26 January 2021
The Korean Council for Justice and Remembrance for the Issues of Military Sexual Slavery by Japan
MINBYUN – Lawyers for a Democratic Society
South Korean NGOs release translation of the Seoul Court’s landmark decision finding Japan legally responsible for crimes against humanity regarding the Japanese military “comfort women” victim-survivors in English and Japanese
* English translation of the decision updated as of 23 February 2021
Seoul (26 January 2021) – South Korean NGOs – The Korean Council for Justice and Remembrance for the Issues of Military Sexual Slavery by Japan, MINBYUN – Lawyers for a Democratic Society – jointly released today the Seoul Central District Court’s recent historic ruling finding that Japan should compensate the victim-survivors of the Japanese military sexual slavery (“comfort women”) during the Second World War translated in English and Japanese. It is the first judgment from a court of any jurisdiction that found Japan legally responsible for the victims of wartime sexual slavery. The Seoul Court’s decision was delivered on January 8, 2021, and became final on January 23, 2021, with no appeal from Japan, the Defendant.
The Court ruled that state immunity cannot be applied to this case in which crimes against humanity were committed systematically and extensively by Imperial Japan. The Court also emphasized the evolutive nature of the doctrine of state immunity and that exempting Japan who destroyed universal values of international community and inflicted severe damages to the “comfort women” victims from this jurisdiction, which was chosen as a forum of last resort, would deprive victims of their right to access to courts and remedy for their rights.

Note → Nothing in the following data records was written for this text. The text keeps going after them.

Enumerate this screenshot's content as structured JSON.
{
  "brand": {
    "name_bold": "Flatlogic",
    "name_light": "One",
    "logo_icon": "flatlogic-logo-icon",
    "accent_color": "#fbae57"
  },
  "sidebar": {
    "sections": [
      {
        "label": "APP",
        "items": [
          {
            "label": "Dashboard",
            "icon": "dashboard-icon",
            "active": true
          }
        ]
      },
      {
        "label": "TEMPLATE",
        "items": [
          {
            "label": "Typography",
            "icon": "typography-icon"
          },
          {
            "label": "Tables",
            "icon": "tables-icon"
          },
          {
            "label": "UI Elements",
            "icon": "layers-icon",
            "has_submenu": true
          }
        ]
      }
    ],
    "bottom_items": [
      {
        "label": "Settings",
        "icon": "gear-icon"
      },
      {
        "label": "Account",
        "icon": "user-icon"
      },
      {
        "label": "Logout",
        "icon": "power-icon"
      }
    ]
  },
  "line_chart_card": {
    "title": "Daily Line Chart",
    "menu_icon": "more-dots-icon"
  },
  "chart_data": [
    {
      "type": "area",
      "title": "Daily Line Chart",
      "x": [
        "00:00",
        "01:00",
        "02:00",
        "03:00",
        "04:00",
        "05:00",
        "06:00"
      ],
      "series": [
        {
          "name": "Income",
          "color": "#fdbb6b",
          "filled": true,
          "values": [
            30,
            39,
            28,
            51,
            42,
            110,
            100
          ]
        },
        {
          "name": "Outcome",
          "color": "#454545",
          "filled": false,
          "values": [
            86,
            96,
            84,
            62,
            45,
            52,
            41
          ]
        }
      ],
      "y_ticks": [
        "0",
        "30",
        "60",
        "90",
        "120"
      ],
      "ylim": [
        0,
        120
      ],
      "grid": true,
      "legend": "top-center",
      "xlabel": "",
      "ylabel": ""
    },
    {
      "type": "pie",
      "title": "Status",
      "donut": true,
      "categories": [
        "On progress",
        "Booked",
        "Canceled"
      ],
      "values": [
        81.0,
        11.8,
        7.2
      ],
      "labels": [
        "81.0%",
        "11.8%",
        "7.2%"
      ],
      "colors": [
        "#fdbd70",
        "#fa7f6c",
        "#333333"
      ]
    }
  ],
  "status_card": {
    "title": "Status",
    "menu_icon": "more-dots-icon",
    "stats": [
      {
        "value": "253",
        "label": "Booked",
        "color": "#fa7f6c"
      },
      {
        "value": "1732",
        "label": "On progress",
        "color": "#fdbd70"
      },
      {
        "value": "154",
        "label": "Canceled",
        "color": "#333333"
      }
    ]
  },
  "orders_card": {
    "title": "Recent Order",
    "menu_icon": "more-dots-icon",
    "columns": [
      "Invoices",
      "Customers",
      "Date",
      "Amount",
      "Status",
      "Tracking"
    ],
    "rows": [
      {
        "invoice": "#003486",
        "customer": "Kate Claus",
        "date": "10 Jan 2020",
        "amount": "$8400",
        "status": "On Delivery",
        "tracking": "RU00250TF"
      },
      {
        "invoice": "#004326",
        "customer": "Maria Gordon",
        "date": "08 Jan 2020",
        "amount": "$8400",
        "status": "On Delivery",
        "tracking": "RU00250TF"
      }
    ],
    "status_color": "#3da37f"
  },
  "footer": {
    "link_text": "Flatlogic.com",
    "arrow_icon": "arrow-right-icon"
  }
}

The decision holds significance for the victim-survivors of the Japanese military “comfort women” as their fight for the rights and reparations against the perpetrator state of Japan were finally recognized in legal terms. It builds on the legacy of the continued fight and solidarity of victims-survivors, human rights activists and scholars around the world who have tirelessly worked on and challenged the conventional norms on the issue of wartime sexual violence, peace and security.
“By acknowledging that the former comfort women have the right to a trial, this ruling grants them their full citizenship. The court has created a shelter for the victims and promised to protect them,” said Lee Sang-hui, an attorney with MINBYUN – Lawyers for a Democratic Society who have long been working on the issue of the Japanese military “comfort women.”
“I hope the Seoul Court’s decision which brought the principle of respecting human rights and victim-centered approach under the international human rights law could shed light on the Japanese military “comfort women” victim-survivors and their bereaved families as well as all wartime sexual violence victims in Asia and around the world on their journey to justice,” Lee added.
The Korean Council for Justice and Remembrance for the Issues of Military Sexual Slavery by Japan, with victim-support organizations in Korea, announced a co-statement on January 8 to celebrate the ruling that “has opened a new horizon for human rights protection.” These organizations are campaigning for a statement to demand the Korean government to practice active diplomacy towards Japan, endorsed by about 100 organizations from Korea and around the world.
During the 1474th Wednesday Demonstration, Lee Na-Young, Chair of Board at the Korean Council emphasized that “this ruling reminded us the truth that state immunity can be rejected and that universal human rights take precedence over agreements between countries in cases of major violations of the International Human Rights Law and the International Humanitarian Law.” She further commented that this ruling is “a significant achievement for the 30-year-movement for resolution of the Japanese military sexual slavery (“comfort women”) issue that has stood in solidarity with victim-survivors.”
The term ‘comfort women’ refers to hundreds of thousands of girls and women from several Asian countries abducted and forced into sexual slavery prior and during World War II by the Imperial Japan’s military.
The issue of Japanese military “comfort women” remained silenced until the 1990s when “comfort women” victim-survivors came forward and demanded Japan’s apology and reparations. Despite Japan’s official recognition of its operation of the “comfort women” system through its Chief Cabinet Secretary’s statement in 1993, reparations or official apologies were not made for individual victims.
The victim-survivors of this case filed the lawsuit to the Seoul Central District Court in January 2016 seeking a legal remedy as a forum of last resort, after failures challenging the State of Japan at courts in Japan and the U.S.
Dasol Lyu, MINBYUN – Lawyers for a Democratic Society Director of International Relations, e: email@example.com
The Korean Council for Justice and Remembrance for the Issues of Military Sexual Slavery by Japan, e: firstname.lastname@example.org